== RECORDED DATA ==

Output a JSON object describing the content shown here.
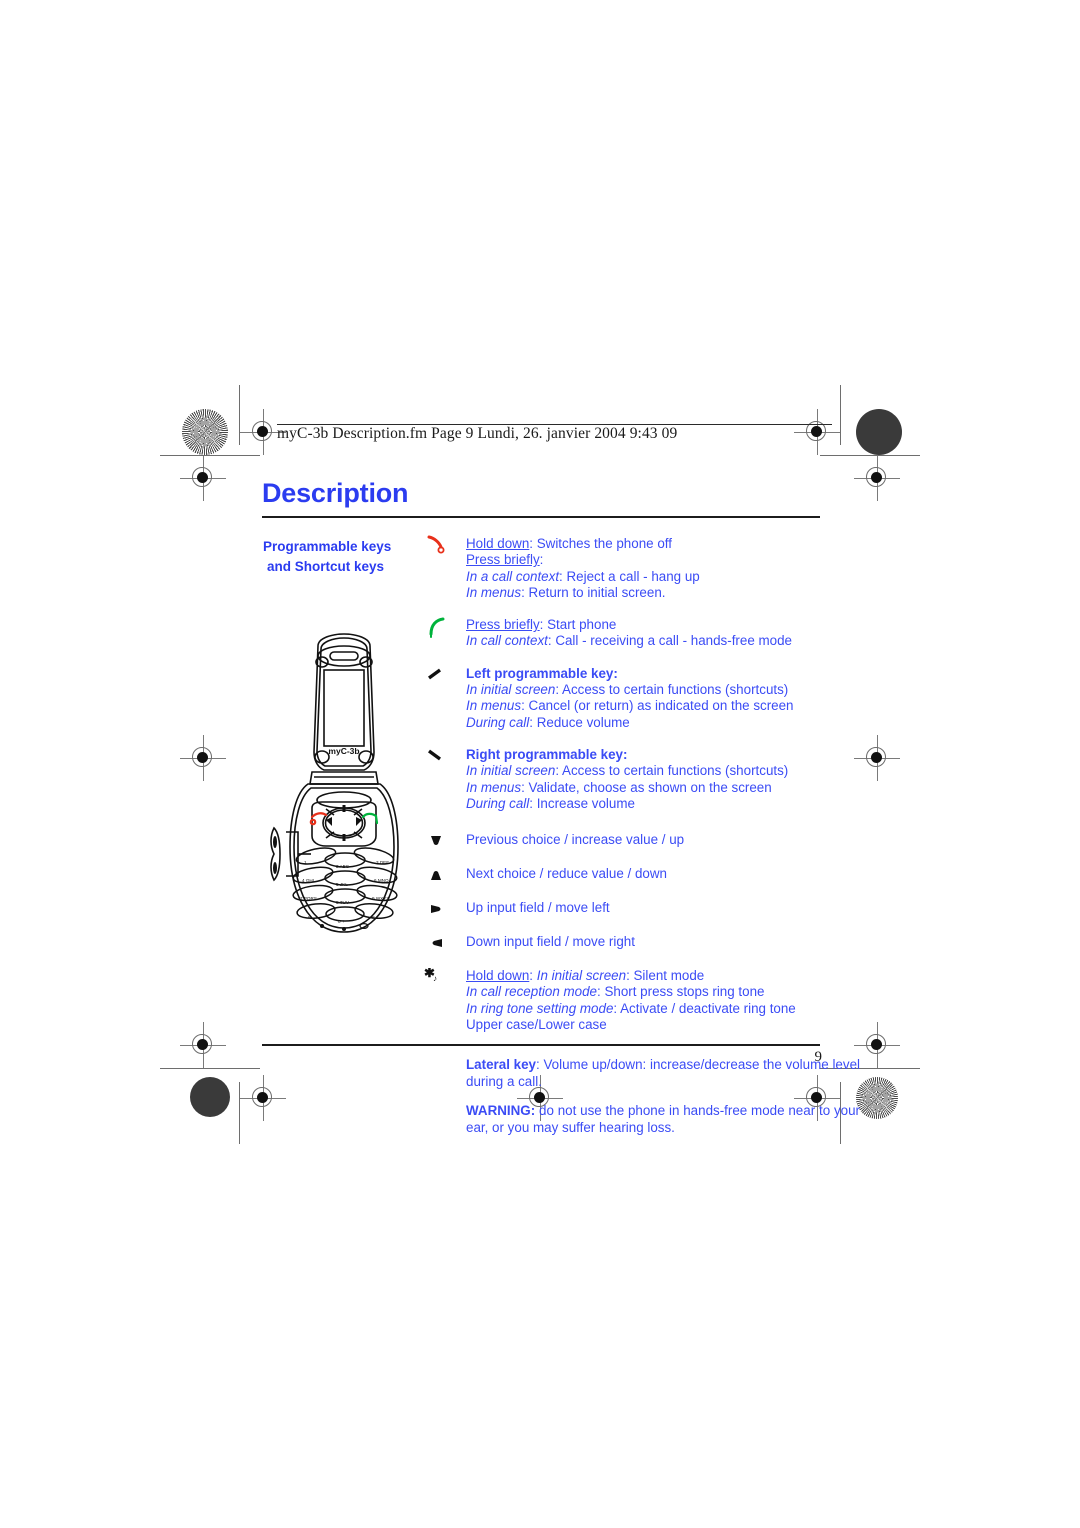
{
  "document": {
    "file_stamp": "myC-3b Description.fm  Page 9  Lundi, 26. janvier 2004  9:43 09",
    "title": "Description",
    "page_number": "9"
  },
  "sidebar": {
    "line1": "Programmable keys",
    "line2": "and  Shortcut keys"
  },
  "entries": [
    {
      "icon": "hang-up-icon",
      "lines": [
        "Hold down: Switches the phone off",
        "Press briefly:",
        "In a call context: Reject a call - hang up",
        "In menus: Return to initial screen."
      ]
    },
    {
      "icon": "call-icon",
      "lines": [
        "Press briefly: Start phone",
        "In call context: Call - receiving a call - hands-free mode"
      ]
    },
    {
      "icon": "left-programmable-key-icon",
      "lines": [
        "Left programmable key:",
        "In initial screen: Access to certain functions (shortcuts)",
        "In menus: Cancel (or return) as indicated on the screen",
        "During call: Reduce volume"
      ]
    },
    {
      "icon": "right-programmable-key-icon",
      "lines": [
        "Right programmable key:",
        "In initial screen: Access to certain functions (shortcuts)",
        "In menus: Validate, choose as shown on the screen",
        "During call: Increase volume"
      ]
    },
    {
      "icon": "nav-up-icon",
      "lines": [
        "Previous choice / increase value / up"
      ]
    },
    {
      "icon": "nav-down-icon",
      "lines": [
        "Next choice / reduce value / down"
      ]
    },
    {
      "icon": "nav-left-icon",
      "lines": [
        "Up input field / move left"
      ]
    },
    {
      "icon": "nav-right-icon",
      "lines": [
        "Down input field / move right"
      ]
    },
    {
      "icon": "star-key-icon",
      "lines": [
        "Hold down: In initial screen: Silent mode",
        "In call reception mode: Short press stops ring tone",
        "In ring tone setting mode: Activate / deactivate ring tone",
        "Upper case/Lower case"
      ]
    }
  ],
  "paragraphs": {
    "lateral_key_label": "Lateral key",
    "lateral_key_text": ": Volume up/down: increase/decrease the volume level during a call.",
    "warning_label": "WARNING:",
    "warning_text": " do not use the phone in hands-free mode near to your ear, or you may suffer hearing loss."
  },
  "phone": {
    "brand_label": "myC-3b",
    "keys": [
      "1",
      "2 ABC",
      "3 DEF",
      "4 GHI",
      "5 JKL",
      "6 MNO",
      "7 PQRS",
      "8 TUV",
      "9 WXYZ",
      "*",
      "0 +",
      "#"
    ]
  },
  "colors": {
    "heading_blue": "#2b3cf0",
    "body_blue": "#3b4cf5",
    "hang_up_red": "#e8301a",
    "call_green": "#00b33c",
    "rule_black": "#1c1c1c"
  }
}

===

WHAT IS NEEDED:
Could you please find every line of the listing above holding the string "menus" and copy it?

RESPONSE:
        "In menus: Return to initial screen."
        "In menus: Cancel (or return) as indicated on the screen",
        "In menus: Validate, choose as shown on the screen",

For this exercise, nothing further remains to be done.